Monday, April 29, 2013

Life ‘After Tiller’: A Film Review

There are films that you watch because you expect to enjoy them, and there are films that you watch regardless. For me After Tiller was an example of the latter. This timely and thought-provoking documentary screened at the 2013 Newport Beach Film Festival last Saturday after premiering at Sundance and Sarasota. Not merely “pro-choice” but also “pro-late term,” it trails four clinical abortion providers, who like their late colleague George Tiller once did, service pregnant women in their third trimester. While the film takes an obvious stand on the issue, it doesn’t present an argument but instead tells a very personal story about people who put their careers, reputations, and lives on the line for a cause.

As might be expected, After Tiller focuses on harassment and threats directed toward these physicians and their families. Previously the target of arsonists, LeRoy Carhart (Nebraska) is shown clashing with locals when trying to open a new clinic, and Warren Hern (Colorado) talks about a failed marriage and threats directed towards his mother. However, the film also provides a unique insight as to how the doctors and parents justify what they do while they’re doing it. And I believe that’s what makes its most important contribution to the pro-life/pro-choice debate.

For the doctors, legality doesn’t end moral dilemma. Susan Robinson (New Mexico) and her staff counselor wrestle with determining which cases they believe are compelling enough to warrant the procedure. Shelley Sella (New Mexico) struggles with the task of having to deliver stillborn babies. There are also some heart-wrenching scenes with the parents, of whom most are distraught over severe problems with their babies’ health. What I found extremely bothersome, however, were two couples trying to justify late-term abortion because their babies had diseases that would prevent them from being athletic like their parents. I really feel sorry for their living children who I imagine will spend their childhood and teen years being pressured to perform in sports.

If you get an opportunity to see After Tiller, I recommend it. It’s well made (save for some scenes where the film was inverted! Come on, piercings and moles shouldn’t move around!), and it’s very informative, especially for someone like me who rarely seeks out anything on induced abortion from any side. Don’t worry about changing your mind on abortion or late-term abortion because I really doubt this film’s capable of doing that. Go see After Tiller because you need to be informed. The NBFF will be playing it again this Wednesday night (May 1), and San Francisco International Film Festival (April 25 to May 9) will be showing it this weekend. Check the film’s website for additional screenings. I suspect it will also be on Netflix in the near future.

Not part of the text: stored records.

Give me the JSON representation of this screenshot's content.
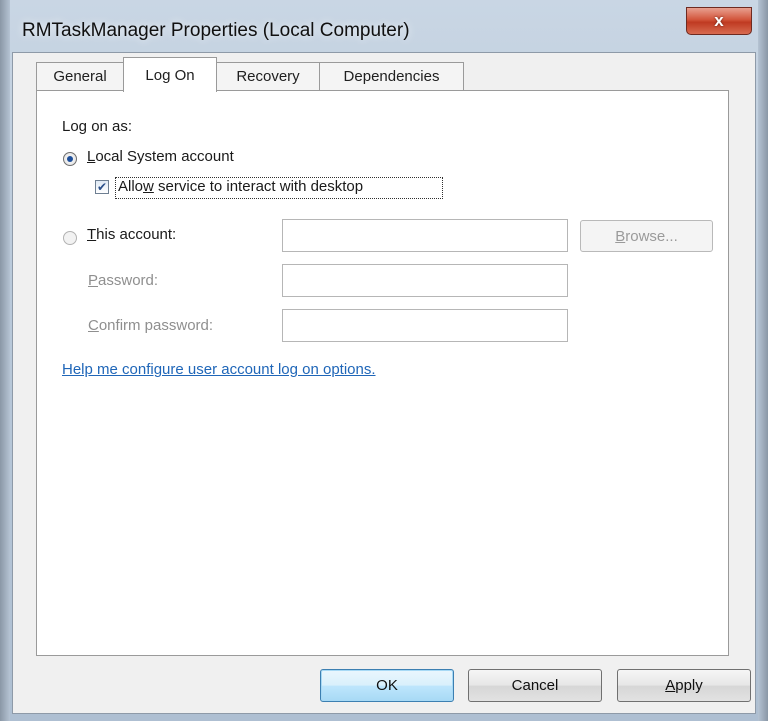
{
  "window": {
    "title": "RMTaskManager Properties (Local Computer)",
    "close_glyph": "x"
  },
  "tabs": [
    {
      "label": "General",
      "active": false
    },
    {
      "label": "Log On",
      "active": true
    },
    {
      "label": "Recovery",
      "active": false
    },
    {
      "label": "Dependencies",
      "active": false
    }
  ],
  "logon": {
    "section_label": "Log on as:",
    "local_system": {
      "mnemonic": "L",
      "rest": "ocal System account",
      "selected": true
    },
    "interact_desktop": {
      "mnemonic": "w",
      "pre": "Allo",
      "rest": " service to interact with desktop",
      "checked": true
    },
    "this_account": {
      "mnemonic": "T",
      "rest": "his account:",
      "selected": false,
      "value": ""
    },
    "browse": {
      "mnemonic": "B",
      "rest": "rowse..."
    },
    "password": {
      "mnemonic": "P",
      "rest": "assword:",
      "value": ""
    },
    "confirm_password": {
      "mnemonic": "C",
      "rest": "onfirm password:",
      "value": ""
    },
    "help_link": "Help me configure user account log on options."
  },
  "buttons": {
    "ok": "OK",
    "cancel": "Cancel",
    "apply_mnemonic": "A",
    "apply_rest": "pply"
  },
  "colors": {
    "link": "#1f66b8",
    "close_button": "#c4432b",
    "disabled_text": "#8f8f8f"
  }
}
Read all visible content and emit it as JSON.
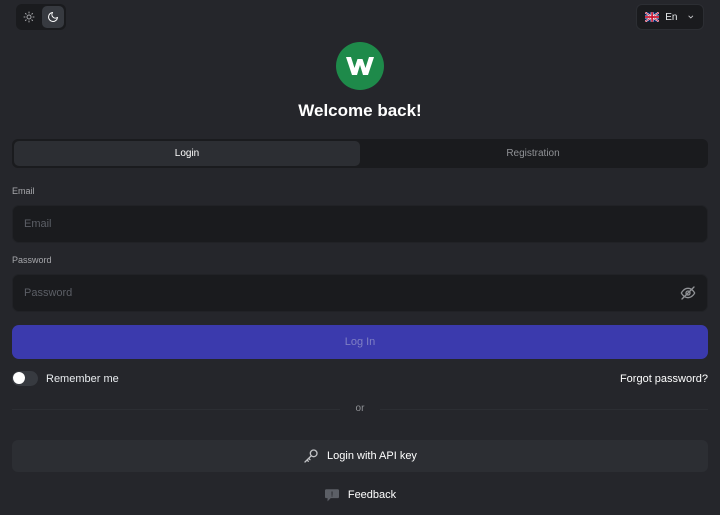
{
  "theme_toggle": {
    "light_icon": "sun-icon",
    "dark_icon": "moon-icon",
    "active": "dark"
  },
  "language": {
    "flag": "uk-flag-icon",
    "code": "En",
    "chevron_icon": "chevron-down-icon"
  },
  "logo": {
    "letter": "W",
    "color": "#1e8a4a"
  },
  "title": "Welcome back!",
  "tabs": [
    {
      "label": "Login",
      "active": true
    },
    {
      "label": "Registration",
      "active": false
    }
  ],
  "form": {
    "email_label": "Email",
    "email_placeholder": "Email",
    "email_value": "",
    "password_label": "Password",
    "password_placeholder": "Password",
    "password_value": "",
    "password_visibility_icon": "eye-off-icon",
    "submit_label": "Log In",
    "submit_color": "#3b3aad"
  },
  "remember_me": {
    "label": "Remember me",
    "checked": false
  },
  "forgot_password": "Forgot password?",
  "divider_text": "or",
  "api_login": {
    "label": "Login with API key",
    "icon": "key-icon"
  },
  "feedback": {
    "label": "Feedback",
    "icon": "chat-bubble-icon"
  }
}
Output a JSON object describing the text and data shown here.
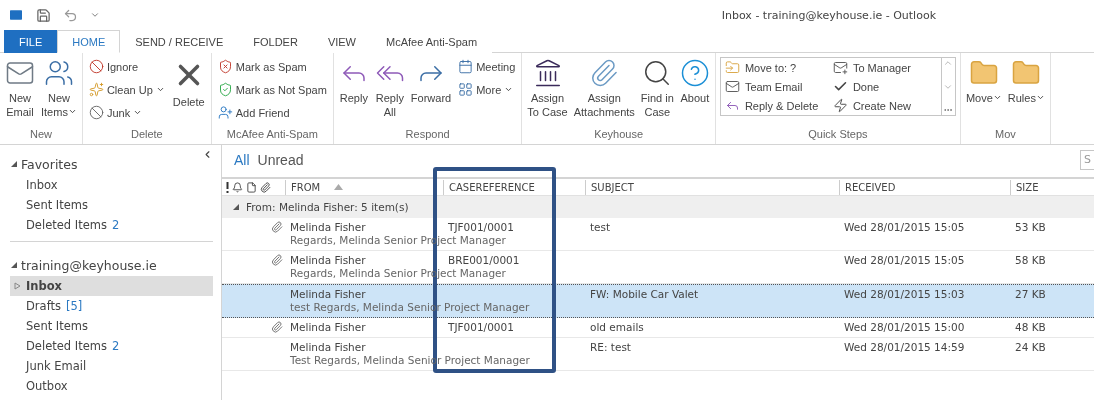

After Tiller - SFIFF56 Clip from San Francisco Film Society on Vimeo.